Tel Aviv is Israel’s defacto capital, a vibrant metropolis of just under 400,000 (2010), a coastal city with many cafes and restaurants, beaches, museums and modern theaters complementing many old neighborhoods. Israeli law claims Jerusalem as its capital, but the United Nation’s famous Resolution #478 resulted in no foreign nations — including the United States — recognizing Jerusalem as such. As Israel’s biggest and most industrious metropolis, Tel Aviv has become its government center.
Founded in 1909 by a group of Jews leaving their cramped quarters in Jaffa, the name means “Hill of Spring” which is a tribute to the founder of the Zionist movement, Theodor Herzle, whose utopian book bears that title.

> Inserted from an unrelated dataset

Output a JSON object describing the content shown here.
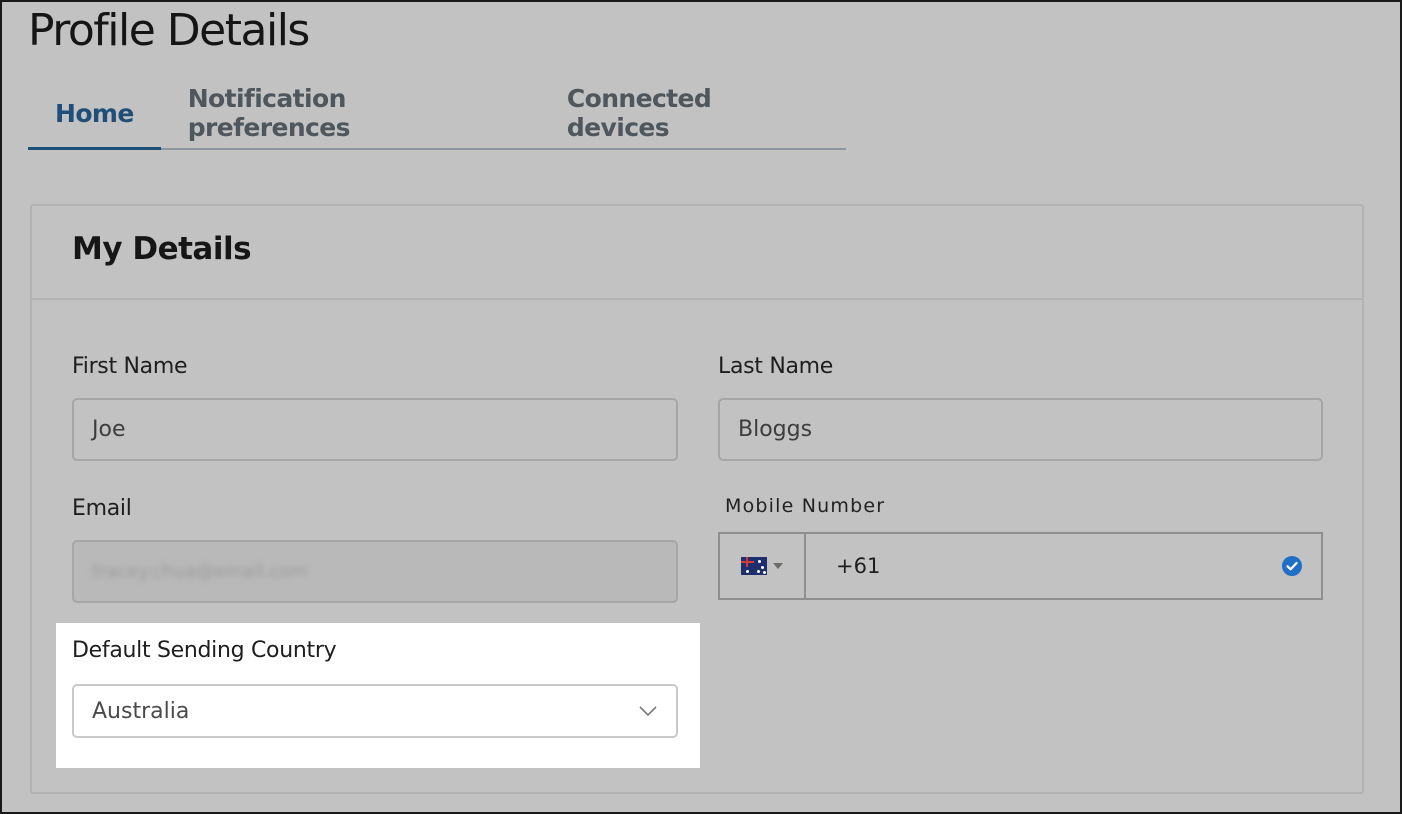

Following World War I, when Britain declared its intention to help establish Palestine as a home for the Jewish people, waves of immigrants arrived, including poets, writers and artists who transformed Tel Aviv into the first modern Hebrew city. Because of its location in the center of the fertile coastal plain and proximity to a port, it quickly became the business and financial center of the country.